Donald J Trump is now the 45th president of the United States of America. I’ve just returned from a trip to the Middle East where everywhere I went I heard folks talking about the impact of the new administration on US foreign policy (particularly in relation to the Israel-Palestine conflict)—there is indeed a great deal of uncertainty across the world.
One of the greatest areas of uncertainty in the US at the moment, however, relates to Trump’s inconsistent rhetoric on US healthcare policy. In this article, I will touch on two areas to keep an eye on in the coming days and weeks: Trump’s efforts to repeal “Obamacare” and Trump’s plans to negotiate more reasonable drug prices.
Obamacare: repeal and replace? Repeal and wait? Repeal and hope?
Trump’s campaign included a promise that “on day one of the Trump Administration, we will ask Congress to immediately deliver a full repeal of Obamacare.” Shortly after winning the election in November, however, he backtracked somewhat by declaring his intention to keep two aspects of President Obama’s signature healthcare reform. These included allowing children to remain on their parents’ health insurance up to the age of 26 and maintaining the requirement for health insurance coverage irrespective of an applicant’s medical history—so called guaranteed issue. However, the only way in which insurance companies are able to afford these two provisions is through another essential tenet of Obamacare—the requirement for all Americans to purchase insurance. Since Trump wants to dismantle this part of the law, it is difficult to see how this would work.
Democrats have in recent days focused their campaigns on what they see as Trump’s dangerous healthcare agenda by demanding that Trump and his Republican Congress do not repeal Obamacare without replacing it with something new at the same time. Given that there have been at least eight substantive replacement packages put forward by Republicans in Congress, while the Republicans might be united by their desire to repeal Obamacare, that unity is lacking in thinking about how to replace it. And, indeed, President Trump has been vague in outlining his preferred replacement option.

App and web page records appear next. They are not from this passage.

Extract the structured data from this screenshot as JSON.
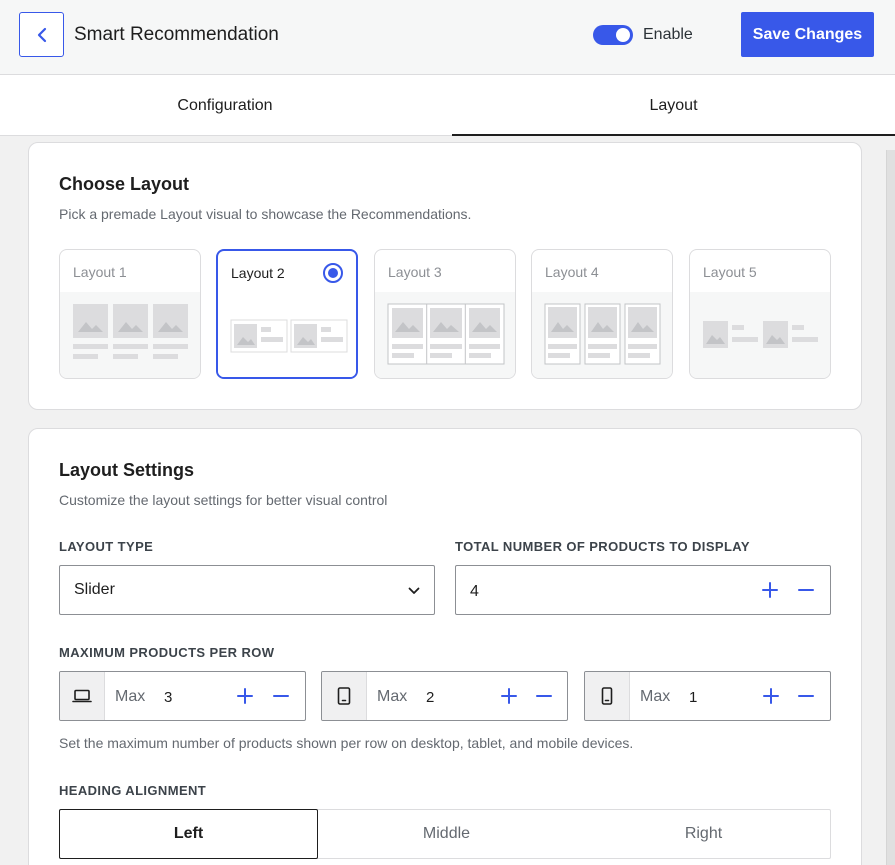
{
  "header": {
    "title": "Smart Recommendation",
    "enable_label": "Enable",
    "enabled": true,
    "save_label": "Save Changes"
  },
  "tabs": [
    {
      "label": "Configuration",
      "active": false
    },
    {
      "label": "Layout",
      "active": true
    }
  ],
  "choose_layout": {
    "title": "Choose Layout",
    "description": "Pick a premade Layout visual to showcase the Recommendations.",
    "options": [
      {
        "label": "Layout 1",
        "selected": false
      },
      {
        "label": "Layout 2",
        "selected": true
      },
      {
        "label": "Layout 3",
        "selected": false
      },
      {
        "label": "Layout 4",
        "selected": false
      },
      {
        "label": "Layout 5",
        "selected": false
      }
    ]
  },
  "layout_settings": {
    "title": "Layout Settings",
    "description": "Customize the layout settings for better visual control",
    "layout_type_label": "LAYOUT TYPE",
    "layout_type_value": "Slider",
    "total_products_label": "TOTAL NUMBER OF PRODUCTS TO DISPLAY",
    "total_products_value": "4",
    "max_per_row_label": "MAXIMUM PRODUCTS PER ROW",
    "max_prefix": "Max",
    "devices": [
      {
        "device": "desktop",
        "icon": "laptop-icon",
        "value": "3"
      },
      {
        "device": "tablet",
        "icon": "tablet-icon",
        "value": "2"
      },
      {
        "device": "mobile",
        "icon": "mobile-icon",
        "value": "1"
      }
    ],
    "max_per_row_hint": "Set the maximum number of products shown per row on desktop, tablet, and mobile devices.",
    "heading_alignment_label": "HEADING ALIGNMENT",
    "alignment_options": [
      "Left",
      "Middle",
      "Right"
    ],
    "alignment_selected": "Left"
  },
  "colors": {
    "accent": "#3858e9",
    "text": "#1e1e1e",
    "muted": "#646970",
    "border": "#dcdcde"
  }
}
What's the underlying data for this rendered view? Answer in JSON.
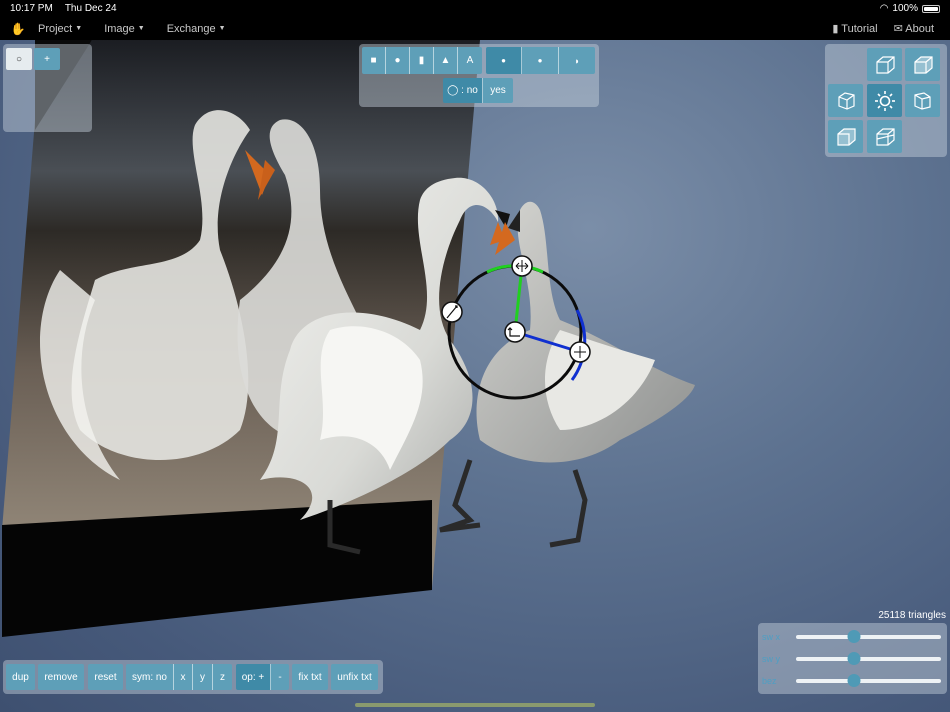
{
  "status": {
    "time": "10:17 PM",
    "date": "Thu Dec 24",
    "battery": "100%"
  },
  "menu": {
    "items": [
      "Project",
      "Image",
      "Exchange"
    ],
    "tutorial": "Tutorial",
    "about": "About"
  },
  "toolbar_top": {
    "shape_buttons": [
      "■",
      "●",
      "▮",
      "▲",
      "A"
    ],
    "mode_buttons": [
      "●",
      "●",
      "◗"
    ],
    "toggle_label": "◯ : no",
    "toggle_yes": "yes"
  },
  "left_panel": {
    "buttons": [
      "○",
      "+"
    ]
  },
  "view_panel": {
    "center_icon": "sun-icon"
  },
  "info": {
    "triangles": "25118 triangles"
  },
  "sliders": [
    {
      "label": "sw x",
      "value": 0.4
    },
    {
      "label": "sw y",
      "value": 0.4
    },
    {
      "label": "bez",
      "value": 0.4
    }
  ],
  "bottom_toolbar": {
    "dup": "dup",
    "remove": "remove",
    "reset": "reset",
    "sym": "sym: no",
    "x": "x",
    "y": "y",
    "z": "z",
    "op": "op: +",
    "minus": "-",
    "fix": "fix txt",
    "unfix": "unfix txt"
  }
}
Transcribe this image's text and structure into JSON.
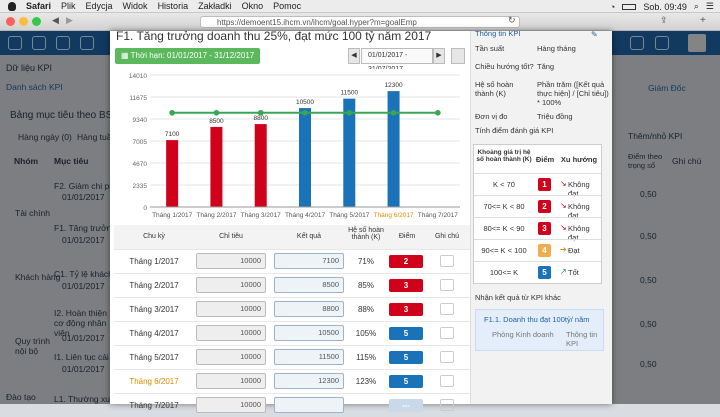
{
  "menubar": {
    "apple": "",
    "app": "Safari",
    "items": [
      "Plik",
      "Edycja",
      "Widok",
      "Historia",
      "Zakładki",
      "Okno",
      "Pomoc"
    ],
    "status": "Sob. 09:49"
  },
  "browser": {
    "url": "https://demoent15.ihcm.vn/ihcm/goal.hyper?m=goalEmp"
  },
  "background": {
    "section": "Dữ liệu KPI",
    "list_btn": "Danh sách KPI",
    "board_title": "Bảng mục tiêu theo BSC",
    "filter": "Hàng ngày (0)",
    "filter2": "Hàng tuần",
    "col_group": "Nhóm",
    "col_goal": "Mục tiêu",
    "manager": "Giám Đốc",
    "add_kpi": "Thêm/nhỏ KPI",
    "col_point": "Điểm theo trọng số",
    "col_note": "Ghi chú",
    "groups": [
      "Tài chính",
      "Khách hàng",
      "Quy trình nội bộ",
      "Đào tạo"
    ],
    "goals": [
      {
        "name": "F2. Giảm chi phí",
        "date": "01/01/2017"
      },
      {
        "name": "F1. Tăng trưởng",
        "date": "01/01/2017"
      },
      {
        "name": "C1. Tỷ lệ khách",
        "date": "01/01/2017"
      },
      {
        "name": "I2. Hoàn thiện cơ động nhân viên",
        "date": "01/01/2017"
      },
      {
        "name": "I1. Liên tục cải t",
        "date": "01/01/2017"
      },
      {
        "name": "L1. Thường xuyê",
        "date": ""
      }
    ],
    "scores": [
      "0,50",
      "0,50",
      "0,50",
      "0,50",
      "0,50"
    ]
  },
  "modal": {
    "title": "F1. Tăng trưởng doanh thu 25%, đạt mức 100 tỷ năm 2017",
    "period_label": "Thời hạn:",
    "period": "01/01/2017 - 31/12/2017",
    "range": "01/01/2017 - 31/07/2017",
    "prev": "◀",
    "next": "▶"
  },
  "chart_data": {
    "type": "bar",
    "categories": [
      "Tháng 1/2017",
      "Tháng 2/2017",
      "Tháng 3/2017",
      "Tháng 4/2017",
      "Tháng 5/2017",
      "Tháng 6/2017",
      "Tháng 7/2017"
    ],
    "values": [
      7100,
      8500,
      8800,
      10500,
      11500,
      12300,
      null
    ],
    "target": [
      10000,
      10000,
      10000,
      10000,
      10000,
      10000,
      10000
    ],
    "bar_colors": [
      "#d0021b",
      "#d0021b",
      "#d0021b",
      "#1a73b8",
      "#1a73b8",
      "#1a73b8",
      "#1a73b8"
    ],
    "target_color": "#3aa655",
    "highlight_category": "Tháng 6/2017",
    "yticks": [
      "0",
      "2335",
      "4670",
      "7005",
      "9340",
      "11675",
      "14010"
    ],
    "ylim": [
      0,
      14010
    ]
  },
  "table": {
    "headers": [
      "Chu kỳ",
      "Chỉ tiêu",
      "Kết quả",
      "Hệ số hoàn thành (K)",
      "Điểm",
      "Ghi chú"
    ],
    "rows": [
      {
        "period": "Tháng 1/2017",
        "target": "10000",
        "result": "7100",
        "k": "71%",
        "score": "2",
        "color": "#d0021b"
      },
      {
        "period": "Tháng 2/2017",
        "target": "10000",
        "result": "8500",
        "k": "85%",
        "score": "3",
        "color": "#d0021b"
      },
      {
        "period": "Tháng 3/2017",
        "target": "10000",
        "result": "8800",
        "k": "88%",
        "score": "3",
        "color": "#d0021b"
      },
      {
        "period": "Tháng 4/2017",
        "target": "10000",
        "result": "10500",
        "k": "105%",
        "score": "5",
        "color": "#1a73b8"
      },
      {
        "period": "Tháng 5/2017",
        "target": "10000",
        "result": "11500",
        "k": "115%",
        "score": "5",
        "color": "#1a73b8"
      },
      {
        "period": "Tháng 6/2017",
        "target": "10000",
        "result": "12300",
        "k": "123%",
        "score": "5",
        "color": "#1a73b8"
      },
      {
        "period": "Tháng 7/2017",
        "target": "10000",
        "result": "",
        "k": "",
        "score": "---",
        "color": "#c9d9ea"
      }
    ]
  },
  "kpi_info": {
    "header": "Thông tin KPI",
    "fields": [
      {
        "label": "Tần suất",
        "value": "Hàng tháng"
      },
      {
        "label": "Chiều hướng tốt?",
        "value": "Tăng"
      },
      {
        "label": "Hệ số hoàn thành (K)",
        "value": "Phần trăm ([Kết quả thực hiện] / [Chỉ tiêu]) * 100%"
      },
      {
        "label": "Đơn vị đo",
        "value": "Triệu đồng"
      }
    ],
    "scoring_title": "Tính điểm đánh giá KPI",
    "scoring_headers": [
      "Khoảng giá trị hệ số hoàn thành (K)",
      "Điểm",
      "Xu hướng"
    ],
    "scoring": [
      {
        "range": "K < 70",
        "score": "1",
        "trend": "Không đạt",
        "color": "#d0021b",
        "arrow": "↘",
        "acolor": "#d0021b"
      },
      {
        "range": "70<= K < 80",
        "score": "2",
        "trend": "Không đạt",
        "color": "#d0021b",
        "arrow": "↘",
        "acolor": "#d0021b"
      },
      {
        "range": "80<= K < 90",
        "score": "3",
        "trend": "Không đạt",
        "color": "#d0021b",
        "arrow": "↘",
        "acolor": "#d0021b"
      },
      {
        "range": "90<= K < 100",
        "score": "4",
        "trend": "Đạt",
        "color": "#f0ad4e",
        "arrow": "➔",
        "acolor": "#e08a00"
      },
      {
        "range": "100<= K",
        "score": "5",
        "trend": "Tốt",
        "color": "#1a73b8",
        "arrow": "↗",
        "acolor": "#1a73b8"
      }
    ],
    "other_title": "Nhận kết quả từ KPI khác",
    "other_kpi": "F1.1. Doanh thu đạt 100tỷ/ năm",
    "other_dept": "Phòng Kinh doanh",
    "other_info": "Thông tin KPI"
  }
}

At the same time, Congress has taken its first steps to dismantle Obamacare. Just last week, the House of Representatives and the Senate passed legislation allowing Republicans to use a procedure known as “budget reconciliation” to tear up key provisions of the law. In response to the votes in Congress, President-elect Trump tweeted that the “Unaffordable Care Act will soon be history.” But what will happen to the 32 million Americans who could stand to lose their coverage? While Trump has vowed that there will be “insurance for all,” clearly if Obamacare is repealed without a replacement package on the table, tens of millions of Americans will suffer.
Trump takes on big pharma
Rising prescription drug prices are a source of great concern to the American people. A recent Kaiser Family Foundation survey found that making sure that high cost drugs for chronic conditions are affordable for those who need them is the public’s top healthcare priority. As many as one in four Americans with full health insurance coverage forgo necessary healthcare on account of its cost, with one half of these finding that prescription drugs are unaffordable.
In her campaign for president, Hillary Clinton and fellow Democrat Bernie Sanders advocated changing the laws to allow Medicare (the federal health insurance programme for the elderly) to negotiate directly on price with drug manufacturers. This is currently not allowed on account of a 2003 law, which permits individual health plans and not federal agencies to negotiate on price with drug manufacturers. In theory, if the federal government could negotiate with pharmaceutical companies, the government could leverage its purchasing power to pay less for drugs.
While Trump had been ambiguous about whether he would pursue such a strategy previously—a move that resulted in pharma stocks rallying the day of his election win—he has just this last week signaled his intent to allow Medicare to negotiate directly with pharma. This is a major change of policy. However, even if implemented, it is unlikely to be effective. After all, successful negotiation is possible only when there is the ability to limit coverage or utilisation of a drug when the price is unreasonable. Current Medicare law does not permit this for many classes of drugs. Medicare rules require drug plans to cover all or substantially all medicines under six protected classes in order to make sure the drug plans cover older patients who need these medicines. Without an ability to say “no,” Medicare’s leverage with pharmaceutical companies would be weak, even if it could negotiate directly with manufacturers.
So, as Donald Trump spends his first week as president of the United States of America, we still await clarity on his approach to healthcare reform. While this is of great interest to policy wonks and political commentators, it could have a profound impact on the lives of tens of millions of Americans across the country.
William Seligman completed his Foundation Programme training in the Severn region before embarking on the Master of Public Health program in health policy at the Harvard TH Chan School of Public Health. He was previously a Legislative Intern in the United States Senate.
Competing interests: None declared.